# ASSIGNMENT
Please retype the entries that follow exactly as they are, leaving the images behind.

Segment Open

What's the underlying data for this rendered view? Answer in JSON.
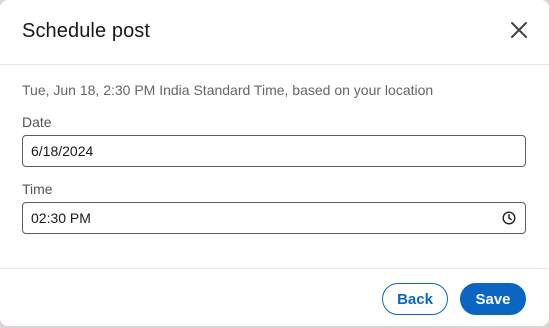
{
  "dialog": {
    "title": "Schedule post",
    "close_icon": "close-icon"
  },
  "body": {
    "timezone_note": "Tue, Jun 18, 2:30 PM India Standard Time, based on your location",
    "date": {
      "label": "Date",
      "value": "6/18/2024"
    },
    "time": {
      "label": "Time",
      "value": "02:30 PM",
      "icon": "clock-icon"
    }
  },
  "footer": {
    "back_label": "Back",
    "save_label": "Save"
  },
  "colors": {
    "accent": "#0a66c2",
    "text_primary": "#191919",
    "text_secondary": "#666666"
  }
}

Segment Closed

# TASK ANSWER
What's the underlying data for this rendered view? Answer in JSON.
{
  "dialog": {
    "title": "Schedule post",
    "close_icon": "close-icon"
  },
  "body": {
    "timezone_note": "Tue, Jun 18, 2:30 PM India Standard Time, based on your location",
    "date": {
      "label": "Date",
      "value": "6/18/2024"
    },
    "time": {
      "label": "Time",
      "value": "02:30 PM",
      "icon": "clock-icon"
    }
  },
  "footer": {
    "back_label": "Back",
    "save_label": "Save"
  },
  "colors": {
    "accent": "#0a66c2",
    "text_primary": "#191919",
    "text_secondary": "#666666"
  }
}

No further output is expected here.